Professors, authors, and editors say tagging dialogue with ‘said’ is all right because it is an invisible word. Dialogue tags merely there to tell you who said what. That may be true, but that has not been my experience. Instead of being invisible to me, any dialogue tag is a massive billboard screaming at me and yanking me out of the story.

The reason is this: a dialogue tag tells you who said what. Notice, I said, “It tells you who said what”—doesn’t show

Let’s break down a piece of dialogue and dissect it:

Let’s go to the store, John,” Anna said.

Said’ implies someone verbally spoke, but did you know having the dialogue tag is redundant? The quotation marks show me the same thing. So we don’t need to know something was said—we already see that.

As for who said it, ‘Anna said’ tells us Anna did, but what does it show you about Anna? What does it show you about her character? What is she doing right now? Where is she? You might think she’s at the front door in her family’s house with keys in hand and ready to go to Wal-Mart to pick up milk—impatient, average, young American woman. What if I told you Anna and John were actually assassins, and the ‘store’ she’s talking about is a weapons shop in town, and she’s going to pick up more ammo before heading out on a job? That paints a completely different picture, doesn’t it? She might be Russian now, and her real name could be Anastasia.

How could you write that same sentence and hint at her real meaning? Here’s a suggestion:

Let’s go to the store, John.” Anna tossed him the keys, which he caught with practiced ease. She remembered he insisted her Russian driving habits would kill them sooner than any bullet, and on this rainy day Anna didn’t want to tempt fate. She wanted to go to the shop, pick up more ammo, then set out on the job.

Sure, it’s longer, but it also shows you more about both characters.
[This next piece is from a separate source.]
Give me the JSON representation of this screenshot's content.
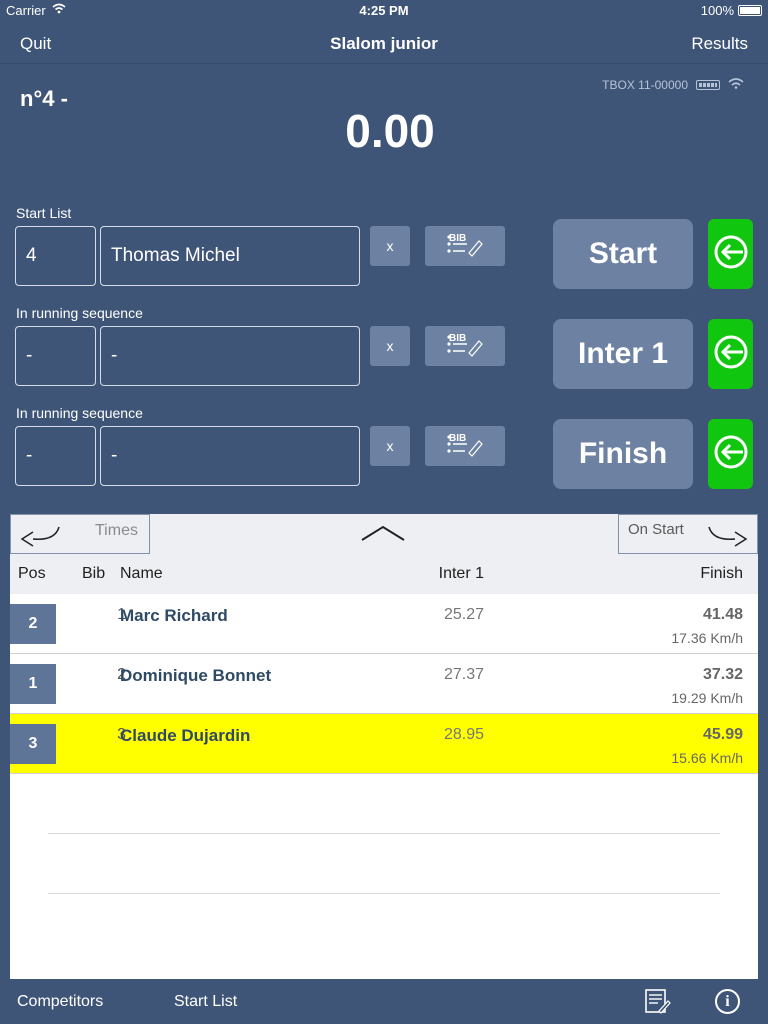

Not every conversation can afford to have lengthy sentences attached to it. Some conversations are short, choppy, and fast. If it’s between only two characters, stick with facial expressions:

You’re late.” John frowned.

Anna arched a brow. “Car trouble.”

Flat tire?”

Hijacking.”

John’s eyes darkened, but Anna smiled.

So what if there are three or more characters in a conversation? Then what?” Good question. If the conversation is natural and not quick-paced, the first option I demonstrated for you works with any number of characters. However, if the scene is an argument, and it is crucial for readers to understand whose opinion is whose, but nobody physically moves in the scene, this is the only time ‘said’ or any dialogue tag should be used. Consider the following:

You have two options.” John placed his palms on the interrogation table and leaned toward their suspect. “Tell us—”

Why should I believe you?”

Because you’ll die otherwise,” Anna said—not moving from her position against the wall with arms crossed.

What about when there is supposed to be a pause in a sentence? Dialogue tags help with the pause.” That’s true, but before you rely on a tag, talk with your character to see if he physically does anything.

Well, you see,” said John, “that’s not going to happen.”

Well, you see…” A smile tugged at the corner of John’s lips. “That’s not going to happen.”

These little moments can be an eye-opener into the character.

Go back through your writing and see what tags you use. Try to take out the tags and replace them with body language. This gives your character a chance to stretch and grow. Of course, there is a need for balance. You don’t want to overuse the same body gesture. Sometimes a tag is best for that moment, but it should be your last resort. Consider investing in a book about body language because there is so much the body says without speaking.

Are dialogue tags absolutely forbidden? No, but we have an overabundant dependency on them. Much like helping verbs from the previous post, we should limit dialogue tags in our writing in order to grow in creativity and craft our writing voice. Once you’ve discovered how to work without dialogue tags, when you absolutely need a tag, you can use it.

One final note: please avoid using ‘ask’ or ‘question’ or even ‘exclaim’. Questions marks (?) and exclamation points (!) exist for a reason. If a sentence inside quotation marks end with one of these, it is repetitive to tag the dialogue as ‘asking’ or ‘exclaiming’.